Few vehicles took the left turn into the facility’s parking lot. Those that did were met with leers and jeers from the crowd, which quickly followed police orders whenever a car did come through.

“I don’t think anyone will show up,” said Mike, a North Andover Market basket employee who declined to give his last name for fear of retribution from the company. “Most of us believe this is a scare tactic to get us back to work.”

Childe Hassam, Acorn Street, Boston

Childe Hassam, Acorn Street, Boston

After the failure of the job fair, executives announced that people could apply for Market Basket jobs secretly by e-mail.

AP, via ABC News: Market Basket Workers Plan Huge Rally for Ex-CEO.

Employees who have organized massive protests over the past two weeks say they are expecting up to 15,000 employees, customers and supporters to attend a rally Tuesday outside a Market Basket store in Tewksbury.

The family-owned chain has been in turmoil since June, when a board controlled by Arthur S. Demoulas fired his cousin, CEO Arthur T. Demoulas.
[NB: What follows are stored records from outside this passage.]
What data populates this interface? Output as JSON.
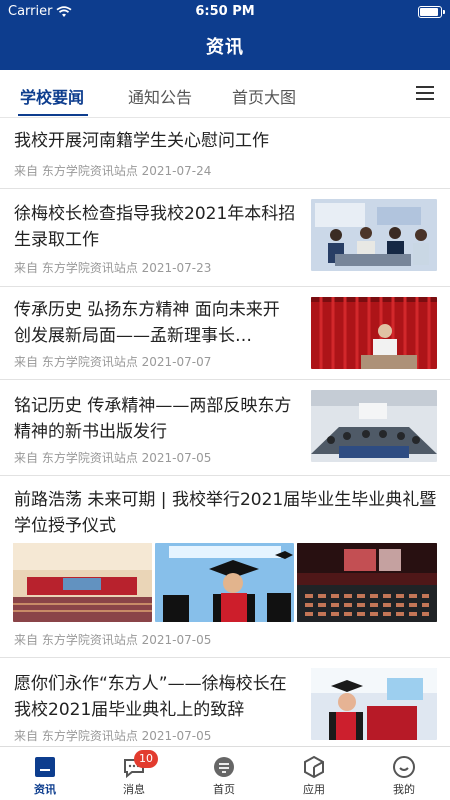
{
  "status": {
    "carrier": "Carrier",
    "time": "6:50 PM"
  },
  "header": {
    "title": "资讯"
  },
  "tabs": [
    {
      "label": "学校要闻",
      "active": true
    },
    {
      "label": "通知公告",
      "active": false
    },
    {
      "label": "首页大图",
      "active": false
    }
  ],
  "articles": [
    {
      "title": "我校开展河南籍学生关心慰问工作",
      "meta": "来自 东方学院资讯站点 2021-07-24"
    },
    {
      "title": "徐梅校长检查指导我校2021年本科招生录取工作",
      "meta": "来自 东方学院资讯站点 2021-07-23"
    },
    {
      "title": "传承历史 弘扬东方精神 面向未来开创发展新局面——孟新理事长…",
      "meta": "来自 东方学院资讯站点 2021-07-07"
    },
    {
      "title": "铭记历史 传承精神——两部反映东方精神的新书出版发行",
      "meta": "来自 东方学院资讯站点 2021-07-05"
    },
    {
      "title": "前路浩荡 未来可期 | 我校举行2021届毕业生毕业典礼暨学位授予仪式",
      "meta": "来自 东方学院资讯站点 2021-07-05"
    },
    {
      "title": "愿你们永作“东方人”——徐梅校长在我校2021届毕业典礼上的致辞",
      "meta": "来自 东方学院资讯站点 2021-07-05"
    }
  ],
  "bottom_nav": [
    {
      "label": "资讯",
      "icon": "news-icon",
      "active": true
    },
    {
      "label": "消息",
      "icon": "message-icon",
      "badge": "10"
    },
    {
      "label": "首页",
      "icon": "home-icon"
    },
    {
      "label": "应用",
      "icon": "apps-icon"
    },
    {
      "label": "我的",
      "icon": "profile-icon"
    }
  ],
  "colors": {
    "brand": "#0d3d8e",
    "badge": "#e23b2e"
  }
}
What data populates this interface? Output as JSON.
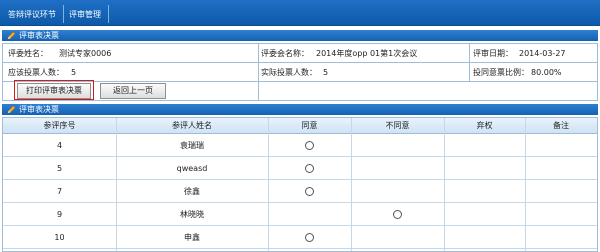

Hundreds of warehouse workers and drivers who support Arthur T. Demoulas have refused to deliver food to the chain’s 71 stores, leaving store shelves severely depleted and prompting customers to defect to other supermarkets.

Workers are hoping Arthur S. Demoulas’ side of the family will accept an offer from his cousin to buy the company, which is known for its low prices.

As for the firings that took place yesterday, Mass, NH Attorneys General warn Market Basket.

The Attorneys General in both New Hampshire and Massachusetts have sent the Market Basket CEOs a warning saying if anyone is fired they better get the wages they are owed.

“Even though they may have the right to terminate employees we want to make sure the company knows that for payment, wages, for benefits may have accrued over a time period, those are due on the day of termination,” said Attorney General Martha Coakley.

And there will be lawsuits, Fired Market Basket Supervisors Plan To Sue. So, to sum up, the board of directors of Market Basket seems willing to bring down the company to support one side of a family dispute over contrasting business models–on the one hand, a focus on the bottom line and making profits for the fat cats; on the other, a focus on sharing profits with workers, making customers happy,  and in the process making plenty of money for all concerned. Who will win? I don’t know, but, IMHO, this is an important struggle.

What do you think?

Childe Hassam, Bowl of Goldfish

Childe Hassam, Bowl of Goldfish

More Headlines:

The Guardian: US fast-food workers fight McDonald’s as battle for better wages heads to court.

Bloomberg: Israel Pulls All Troops From Gaza as New Cease-Fire Holds.

New York Times: Eight Days in Gaza: A Wartime Diary, by Atef Abu Saif.

AP on a crazy scheme to bring down the Cuban government–why do we keep doing stupid stuff like this? US Sent Latin Youth Undercover in Anti-Cuba Ploy.

New York Times: Behind Toledo’s Water Crisis, a Long-Troubled Lake Erie.

The Guardian: The case of baby Gammy shows surrogacy for the repulsive trade it is, by Suzanne Moore.

The Hill: US won’t turn back flights over Ebola.

Politico: Congress approval hits new low (poll).

The Daily Beast Exclusive: ‘Pro-Troop’ Charity Pays Off Tea Party Cronies Instead.

What else is happening?